Then and now: Giving Matt Flynn a chance

Similarities between Matt Flynn and Matt Hasselbeck border on eery.

Flynn, like Hasselbeck in 2001, came to the Seattle Seahawks from the Green Bay Packers. Both were reunited in Seattle with personnel people they knew in Green Bay (John Schneider for Flynn, Ted Thompson for Hasselbeck).

Flynn is 25 years old. Hasselbeck was 26. Both quarterbacks, though unproven, appeared close to joining the Miami Dolphins before landing in Seattle.

Flynn's new coach, Pete Carroll, has a 14-18 record and one playoff appearance with the Seahawks. He has been on the job for 26 months. Hasselbeck's coach in 2001, Mike Holmgren, had a 15-17 record and one playoff appearance with Seattle. He had been on the job for 26 months when the Seahawks landed Hasselbeck.

For all the striking circumstantial parallels, three differences give Flynn an opportunity to enjoy early success, something that eluded Hasselbeck and nearly derailed his career with the team. All three factors are a direct reflection of Carroll and, to an extent, Schneider:

  • Realistic expectations: Carroll has tempered expectations by declaring publicly that Flynn must compete for the job with Tarvaris Jackson. Holmgren anointed Hasselbeck, went on about the importance of the position, and suggested his own job security hinged on his new quarterback's performance. There's always pressure on quarterbacks, but Carroll isn't adding to the pressure on Flynn by suggesting he's their savior.

  • Support system: Carroll and Schneider are further along rebuilding the roster, particularly on defense, than was Holmgren in 2001. This allows the current Seahawks to better support all their quarterbacks.

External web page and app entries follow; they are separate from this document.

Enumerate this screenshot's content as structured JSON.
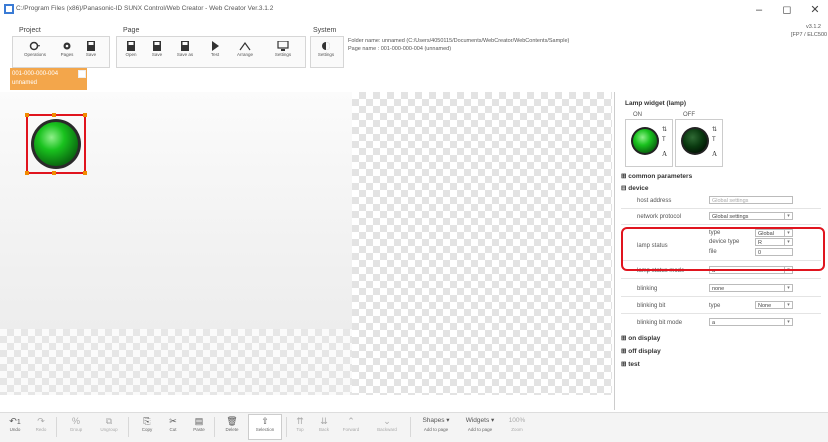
{
  "window": {
    "title": "C:/Program Files (x86)/Panasonic-ID SUNX Control/Web Creator - Web Creator Ver.3.1.2",
    "minimize": "–",
    "maximize": "◻",
    "close": "✕"
  },
  "version": {
    "line1": "v3.1.2",
    "line2": "[FP7 / ELC500"
  },
  "ribbon": {
    "groups": {
      "project": "Project",
      "page": "Page",
      "system": "System"
    },
    "project_buttons": [
      {
        "label": "Operations"
      },
      {
        "label": "Pages"
      },
      {
        "label": "Save"
      }
    ],
    "page_buttons": [
      {
        "label": "Open"
      },
      {
        "label": "Save"
      },
      {
        "label": "Save as"
      },
      {
        "label": "Test"
      },
      {
        "label": "Arrange"
      },
      {
        "label": "Settings"
      }
    ],
    "system_buttons": [
      {
        "label": "Settings"
      }
    ],
    "folder_name": "Folder name: unnamed (C:/Users/4050115/Documents/WebCreator/WebContents/Sample)",
    "page_name": "Page name : 001-000-000-004 (unnamed)"
  },
  "tab": {
    "id": "001-000-000-004",
    "name": "unnamed"
  },
  "panel": {
    "title": "Lamp widget (lamp)",
    "on_label": "ON",
    "off_label": "OFF",
    "preview_a": "A",
    "sections": {
      "common": "⊞ common parameters",
      "device": "⊟ device",
      "on_display": "⊞ on display",
      "off_display": "⊞ off display",
      "test": "⊞ test"
    },
    "host_address": {
      "label": "host address",
      "value": "Global settings"
    },
    "network_protocol": {
      "label": "network protocol",
      "value": "Global settings"
    },
    "lamp_status": {
      "label": "lamp status",
      "type_label": "type",
      "type_value": "Global",
      "device_type_label": "device type",
      "device_type_value": "R",
      "file_label": "file",
      "file_value": "0"
    },
    "lamp_status_mode": {
      "label": "lamp status mode",
      "value": "a"
    },
    "blinking": {
      "label": "blinking",
      "value": "none"
    },
    "blinking_bit": {
      "label": "blinking bit",
      "type_label": "type",
      "type_value": "None"
    },
    "blinking_bit_mode": {
      "label": "blinking bit mode",
      "value": "a"
    }
  },
  "toolbar": {
    "buttons": [
      {
        "label": "Undo",
        "icon": "↶"
      },
      {
        "label": "Redo",
        "icon": "↷"
      },
      {
        "label": "Group",
        "icon": "%"
      },
      {
        "label": "Ungroup",
        "icon": "⧉"
      },
      {
        "label": "Copy",
        "icon": "⎘"
      },
      {
        "label": "Cut",
        "icon": "✂"
      },
      {
        "label": "Paste",
        "icon": "▤"
      },
      {
        "label": "Delete",
        "icon": "🗑"
      },
      {
        "label": "Selection",
        "icon": "⇧"
      },
      {
        "label": "Top",
        "icon": "⇈"
      },
      {
        "label": "Back",
        "icon": "⇊"
      },
      {
        "label": "Forward",
        "icon": "⌃"
      },
      {
        "label": "Backward",
        "icon": "⌄"
      }
    ],
    "undo_count": "1",
    "shapes": {
      "label": "Shapes ▾",
      "sub": "Add to page"
    },
    "widgets": {
      "label": "Widgets ▾",
      "sub": "Add to page"
    },
    "zoom": {
      "value": "100%",
      "label": "Zoom"
    }
  },
  "colors": {
    "accent_tab": "#f3a64b",
    "selection": "#e0141e",
    "lamp_on": "#19c21e",
    "lamp_off": "#0a3a10"
  }
}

This was by design and carried risk when the team opted to use its 2011 first-round choice for guard James Carpenter instead of quarterback Andy Dalton, figuring the line needed reinforcing before welcoming a young passer.


    But the upside is that Carroll and Schneider have put together the NFL's youngest defense, one that ranked ninth last season and should only improve. When Hasselbeck arrived in 2001, Holmgren was patching the NFL's last-ranked defense with veterans John Randle, Chad Eaton, Marcus Robertson and Levon Kirkland. There wasn't a young talent base to build around on that side of the ball.


    "Matt (Flynn) comes in at a time when our sights are set on a strong running game, a young offensive line we're excited about with depth, an attitude that plays off the defense-and-special-teams-style that we play, and that we all can feel," Carroll said Monday.

  • Overall philosophy. Carroll wants to win with a strong defense and running game, whereas Holmgren was all about the quarterback.

    "We have never asked the quarterback to carry the whole show," Carroll said. "We want him to be part of this offense and part of this football team, and be the point guard and spread the ball around."

Questions remain regarding the current Seahawks' ability to develop a quarterback for the long term. That was Holmgren's strength, and one reason Hasselbeck eventually developed into a Pro Bowl player.

The NFL has become more of a passing league since then, opening for debate whether Carroll's philosophy is best for the current NFL landscape.

Those are subjects for another day. Improving the short-term chances for Flynn has to be the top priority. The Seahawks have done that. The rest is up to Flynn.